  • CW Facebook
  • CW Linkedin
  • CW Twitter
3/4/2019 | 1 MINUTE READ

FRP composite piles chosen for bridge rehab at New Jersey seaside resort

Facebook Share Icon LinkedIn Share Icon Twitter Share Icon Share by EMail icon Print Icon

Composite Advantage’s fiber reinforced polymer (FRP) composite pipe pilings will replace aging timber fenders on bridges at New Jersey’s Cape May resort.

Share

Facebook Share Icon LinkedIn Share Icon Twitter Share Icon Share by EMail icon Print Icon

The New Jersey Department of Transportation (NJ DOT) has selected Composite Advantage’s (Dayton, Ohio, U.S.) FiberPILE, a system of large diameter fiber reinforced polymer (FRP) composite pipe pilings, to replace aging timber fenders on bridges at a seaside resort at the southern tip of New Jersey’s Cape May Peninsula.

Route 147, a 4.2-mile state highway, runs across the bridges that use timber fenders and the NJ DOT needed to replace the aging wooden structures with a product that could meet higher energy absorption requirements and protect concrete bridge piers. 

The original structure, built in 1994, consisted of 141 wood piles. Composite Advantage’s FiberPILE FRP replacement system met the NJ DOT’s energy absorption impact load of 250 kip-foot by using 53 composite piles. Forty-four 76-foot long FiberPILEs were fabricated with an outside diameter of 24 inches and a wall thickness of 1.25 inches. Nine 81 foot-long FiberPILE dolphins were manufactured with a wall thickness of 1.25 inches. Elevations called for FRP piles to be installed 10 feet above water, 32 feet in the water and 34 to 39 feet below the mudline. The FiberPILE dolphins were placed at the ends of the fender, near the pier to absorb higher impact energy created by head-on collisions. A vibratory hammer was used to drive the FRP piles.

The project began in April 2018 and was completed in October of the same year. 

“Our pilings are the ‘fence posts’ that support wales or guard rails in a fender system,” says CA president Scott Reeve. “We’re able to fabricate our pilings with a high strength-to-weight ratio which means we can make a very structurally efficient pile. FiberPILE products are corrosion resistant, impervious to marine boring life and the green material doesn’t leak any type of chemicals into the water.”

RELATED CONTENT

  • Composite flywheels: Finally picking up speed?

    A wave of new composite flywheel developments for bus, rail, auto, heavy truck, construction equipment, and power grid support promises fuel savings, improved efficiency and reduced emissions — i.e. sustainability in the global quest for more energy.

  • Tooling

    Composite parts are formed in molds, also known as tools.
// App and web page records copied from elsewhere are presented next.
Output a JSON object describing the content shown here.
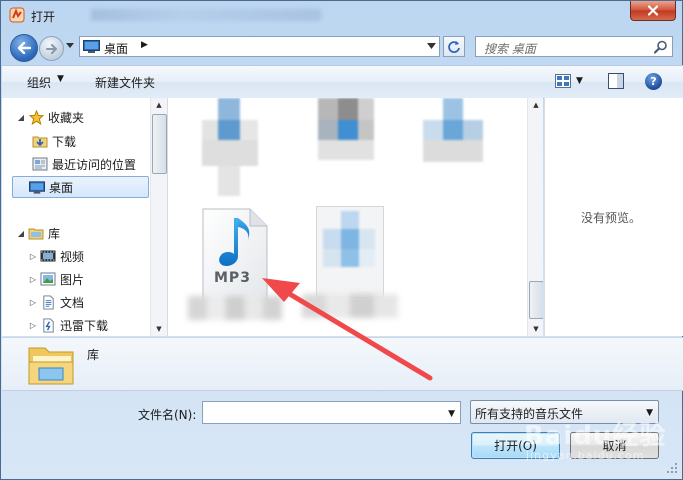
{
  "window": {
    "title": "打开",
    "close_icon": "close-icon"
  },
  "nav": {
    "address_crumb": "桌面",
    "search_placeholder": "搜索 桌面"
  },
  "toolbar": {
    "organize_label": "组织",
    "new_folder_label": "新建文件夹"
  },
  "navpane": {
    "items": [
      {
        "label": "收藏夹",
        "icon": "star-icon"
      },
      {
        "label": "下载",
        "icon": "download-folder-icon"
      },
      {
        "label": "最近访问的位置",
        "icon": "recent-places-icon"
      },
      {
        "label": "桌面",
        "icon": "desktop-icon",
        "selected": true
      },
      {
        "label": "库",
        "icon": "library-icon"
      },
      {
        "label": "视频",
        "icon": "video-icon"
      },
      {
        "label": "图片",
        "icon": "pictures-icon"
      },
      {
        "label": "文档",
        "icon": "documents-icon"
      },
      {
        "label": "迅雷下载",
        "icon": "thunder-download-icon"
      }
    ]
  },
  "filelist": {
    "mp3_badge": "MP3"
  },
  "preview": {
    "text": "没有预览。"
  },
  "details": {
    "name": "库"
  },
  "bottom": {
    "filename_label": "文件名(N):",
    "filename_value": "",
    "filter_value": "所有支持的音乐文件",
    "open_label": "打开(O)",
    "cancel_label": "取消"
  },
  "watermark": {
    "main": "Baidu经验",
    "sub": "jingyan.baidu.com"
  },
  "colors": {
    "accent": "#2a66b8",
    "arrow": "#f0494b"
  }
}
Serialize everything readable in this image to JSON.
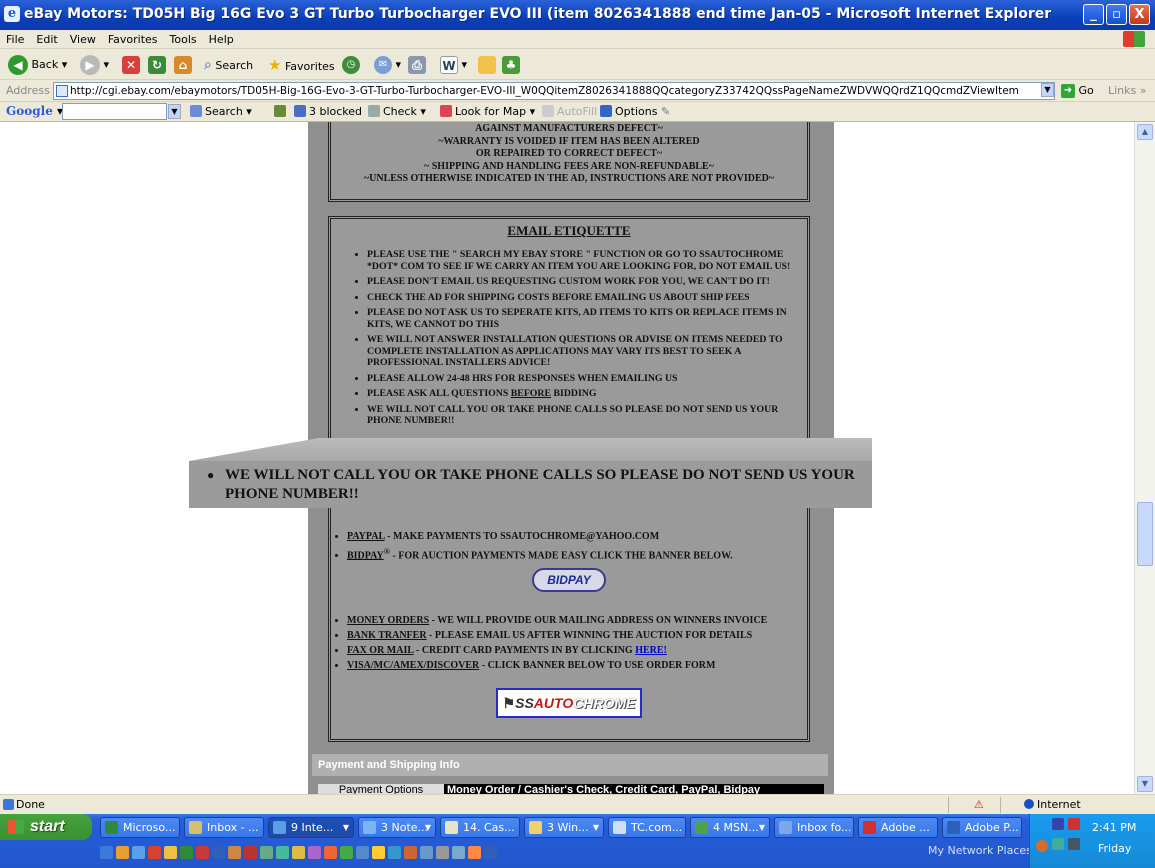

Tools can be made from virtually any material. The material type, shape and complexity depend upon the part and length of production run. Here's a short summary of the issues involved in electing and making tools.

  • Life Cycle Assessment: Are composites "green"?

    Methods for calculating the impact composites have on the environment enable data-driven comparisons to traditional materials on a level playing field.

Resources